● **Your goal**: If a line in the records below contains "this", copy that line.

● **Data for analysis**:
Content starts
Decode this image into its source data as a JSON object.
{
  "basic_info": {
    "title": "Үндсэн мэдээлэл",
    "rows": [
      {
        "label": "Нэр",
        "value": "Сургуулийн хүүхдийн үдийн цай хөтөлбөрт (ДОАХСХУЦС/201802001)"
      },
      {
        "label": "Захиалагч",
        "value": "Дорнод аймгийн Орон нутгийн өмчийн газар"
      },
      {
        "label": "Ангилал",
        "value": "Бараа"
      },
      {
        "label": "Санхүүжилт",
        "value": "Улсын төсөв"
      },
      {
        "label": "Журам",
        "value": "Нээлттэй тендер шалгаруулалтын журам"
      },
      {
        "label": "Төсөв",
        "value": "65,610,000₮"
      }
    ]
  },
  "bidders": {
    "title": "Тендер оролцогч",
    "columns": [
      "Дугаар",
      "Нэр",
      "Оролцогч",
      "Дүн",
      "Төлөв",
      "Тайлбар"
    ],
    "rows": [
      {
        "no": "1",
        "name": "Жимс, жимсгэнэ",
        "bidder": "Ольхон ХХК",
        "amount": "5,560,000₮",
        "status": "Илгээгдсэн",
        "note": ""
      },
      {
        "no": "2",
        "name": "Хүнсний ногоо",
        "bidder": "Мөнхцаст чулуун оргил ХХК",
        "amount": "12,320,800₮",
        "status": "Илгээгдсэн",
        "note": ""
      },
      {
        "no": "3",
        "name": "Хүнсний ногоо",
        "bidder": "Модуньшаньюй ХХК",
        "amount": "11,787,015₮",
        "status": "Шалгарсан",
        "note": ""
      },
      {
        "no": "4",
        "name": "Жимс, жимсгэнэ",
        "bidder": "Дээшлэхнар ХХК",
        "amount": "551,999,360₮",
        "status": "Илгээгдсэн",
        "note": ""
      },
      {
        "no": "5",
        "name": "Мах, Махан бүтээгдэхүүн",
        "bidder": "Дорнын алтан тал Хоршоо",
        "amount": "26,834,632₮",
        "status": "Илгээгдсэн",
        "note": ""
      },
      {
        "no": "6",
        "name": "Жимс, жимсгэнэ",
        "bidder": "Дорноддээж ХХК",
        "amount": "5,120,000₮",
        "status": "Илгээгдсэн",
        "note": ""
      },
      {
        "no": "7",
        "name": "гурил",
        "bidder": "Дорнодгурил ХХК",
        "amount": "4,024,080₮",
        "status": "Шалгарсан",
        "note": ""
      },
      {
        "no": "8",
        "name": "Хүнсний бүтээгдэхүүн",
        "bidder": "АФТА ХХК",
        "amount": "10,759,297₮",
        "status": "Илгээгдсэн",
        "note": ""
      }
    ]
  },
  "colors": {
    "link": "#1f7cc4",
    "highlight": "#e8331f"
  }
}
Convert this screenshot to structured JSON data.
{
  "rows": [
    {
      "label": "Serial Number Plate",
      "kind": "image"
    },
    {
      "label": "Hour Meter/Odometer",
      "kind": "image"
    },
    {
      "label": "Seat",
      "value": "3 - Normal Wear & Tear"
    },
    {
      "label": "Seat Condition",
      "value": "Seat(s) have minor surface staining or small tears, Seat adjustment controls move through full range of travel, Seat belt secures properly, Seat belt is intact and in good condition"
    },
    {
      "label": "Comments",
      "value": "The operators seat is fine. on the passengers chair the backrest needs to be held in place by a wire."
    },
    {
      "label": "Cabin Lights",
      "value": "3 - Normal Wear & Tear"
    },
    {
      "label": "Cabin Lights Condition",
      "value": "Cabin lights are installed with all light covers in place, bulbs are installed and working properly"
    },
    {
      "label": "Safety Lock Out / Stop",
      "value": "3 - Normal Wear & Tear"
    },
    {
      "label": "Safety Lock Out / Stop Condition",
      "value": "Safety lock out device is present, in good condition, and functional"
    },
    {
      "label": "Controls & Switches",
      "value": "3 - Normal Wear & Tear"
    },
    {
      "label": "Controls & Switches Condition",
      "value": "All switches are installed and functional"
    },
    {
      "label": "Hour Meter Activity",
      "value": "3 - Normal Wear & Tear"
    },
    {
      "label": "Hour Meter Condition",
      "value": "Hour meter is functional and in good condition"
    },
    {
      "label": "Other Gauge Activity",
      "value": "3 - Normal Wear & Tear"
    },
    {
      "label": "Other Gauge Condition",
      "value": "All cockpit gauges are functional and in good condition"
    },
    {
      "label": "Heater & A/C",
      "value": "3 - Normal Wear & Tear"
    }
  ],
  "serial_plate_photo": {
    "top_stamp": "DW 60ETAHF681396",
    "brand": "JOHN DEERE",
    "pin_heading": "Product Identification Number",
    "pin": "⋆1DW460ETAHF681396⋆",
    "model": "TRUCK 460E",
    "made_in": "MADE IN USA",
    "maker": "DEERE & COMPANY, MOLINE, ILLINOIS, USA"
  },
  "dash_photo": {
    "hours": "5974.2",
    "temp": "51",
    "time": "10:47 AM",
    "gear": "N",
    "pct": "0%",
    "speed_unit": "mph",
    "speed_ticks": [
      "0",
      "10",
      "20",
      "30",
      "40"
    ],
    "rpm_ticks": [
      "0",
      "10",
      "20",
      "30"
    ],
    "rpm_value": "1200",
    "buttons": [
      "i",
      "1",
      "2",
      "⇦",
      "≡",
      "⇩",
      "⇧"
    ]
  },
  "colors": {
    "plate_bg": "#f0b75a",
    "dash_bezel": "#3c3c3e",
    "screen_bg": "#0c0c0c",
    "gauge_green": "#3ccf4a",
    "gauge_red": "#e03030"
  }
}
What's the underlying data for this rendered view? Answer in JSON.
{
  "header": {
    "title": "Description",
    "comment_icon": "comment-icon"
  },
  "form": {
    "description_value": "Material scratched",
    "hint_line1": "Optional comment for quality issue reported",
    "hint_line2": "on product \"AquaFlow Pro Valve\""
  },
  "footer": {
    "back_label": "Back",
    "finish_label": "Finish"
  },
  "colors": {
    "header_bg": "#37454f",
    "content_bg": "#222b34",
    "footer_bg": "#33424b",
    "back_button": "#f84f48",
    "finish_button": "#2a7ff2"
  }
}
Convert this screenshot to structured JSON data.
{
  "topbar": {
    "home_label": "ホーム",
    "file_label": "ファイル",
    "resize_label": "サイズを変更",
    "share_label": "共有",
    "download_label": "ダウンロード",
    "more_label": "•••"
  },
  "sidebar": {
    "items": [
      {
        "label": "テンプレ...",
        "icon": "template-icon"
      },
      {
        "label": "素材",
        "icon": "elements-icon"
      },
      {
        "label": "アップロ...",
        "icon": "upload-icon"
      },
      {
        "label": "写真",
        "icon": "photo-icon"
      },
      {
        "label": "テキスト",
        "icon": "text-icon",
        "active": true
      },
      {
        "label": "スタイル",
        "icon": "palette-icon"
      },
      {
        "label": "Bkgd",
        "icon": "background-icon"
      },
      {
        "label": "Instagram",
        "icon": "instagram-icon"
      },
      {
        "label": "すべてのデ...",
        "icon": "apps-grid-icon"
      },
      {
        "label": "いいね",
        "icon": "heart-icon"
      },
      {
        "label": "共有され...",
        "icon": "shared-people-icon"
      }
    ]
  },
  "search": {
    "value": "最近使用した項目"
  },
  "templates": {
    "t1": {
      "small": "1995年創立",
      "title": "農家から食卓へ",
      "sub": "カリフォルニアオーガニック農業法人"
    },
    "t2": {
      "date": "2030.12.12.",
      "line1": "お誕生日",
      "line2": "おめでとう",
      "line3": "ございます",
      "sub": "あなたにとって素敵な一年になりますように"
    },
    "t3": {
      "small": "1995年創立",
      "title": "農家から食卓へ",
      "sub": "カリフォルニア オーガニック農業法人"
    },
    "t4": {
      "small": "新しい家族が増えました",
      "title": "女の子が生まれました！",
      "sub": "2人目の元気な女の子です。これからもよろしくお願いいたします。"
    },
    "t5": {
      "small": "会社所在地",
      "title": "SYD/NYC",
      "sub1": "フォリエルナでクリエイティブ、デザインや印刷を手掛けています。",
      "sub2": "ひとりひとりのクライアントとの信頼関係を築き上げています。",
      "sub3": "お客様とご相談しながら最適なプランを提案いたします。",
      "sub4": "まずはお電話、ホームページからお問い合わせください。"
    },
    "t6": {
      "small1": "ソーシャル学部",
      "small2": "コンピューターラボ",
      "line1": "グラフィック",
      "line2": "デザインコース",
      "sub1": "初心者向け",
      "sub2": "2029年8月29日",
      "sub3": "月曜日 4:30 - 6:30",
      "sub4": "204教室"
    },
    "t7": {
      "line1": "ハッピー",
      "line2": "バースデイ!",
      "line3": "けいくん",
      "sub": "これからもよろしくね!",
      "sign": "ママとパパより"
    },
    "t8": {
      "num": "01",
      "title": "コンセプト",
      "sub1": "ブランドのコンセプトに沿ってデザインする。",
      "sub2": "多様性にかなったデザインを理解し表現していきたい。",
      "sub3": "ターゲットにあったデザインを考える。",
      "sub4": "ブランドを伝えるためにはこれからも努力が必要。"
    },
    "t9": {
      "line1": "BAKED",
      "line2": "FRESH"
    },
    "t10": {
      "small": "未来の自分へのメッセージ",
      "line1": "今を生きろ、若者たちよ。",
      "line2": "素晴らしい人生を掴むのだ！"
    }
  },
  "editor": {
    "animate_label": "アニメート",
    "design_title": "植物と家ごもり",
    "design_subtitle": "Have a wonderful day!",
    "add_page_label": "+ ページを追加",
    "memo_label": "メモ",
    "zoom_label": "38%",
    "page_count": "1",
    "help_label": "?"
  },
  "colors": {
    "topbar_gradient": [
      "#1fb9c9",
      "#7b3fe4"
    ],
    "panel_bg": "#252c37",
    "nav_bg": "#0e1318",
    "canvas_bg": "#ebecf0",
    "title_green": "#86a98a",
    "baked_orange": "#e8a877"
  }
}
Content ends
● **Your solution**:
Decode this image into its source data as a JSON object.
Convert this screenshot to structured JSON data.
What's the underlying data for this rendered view? Answer in JSON.
Convert this screenshot to structured JSON data.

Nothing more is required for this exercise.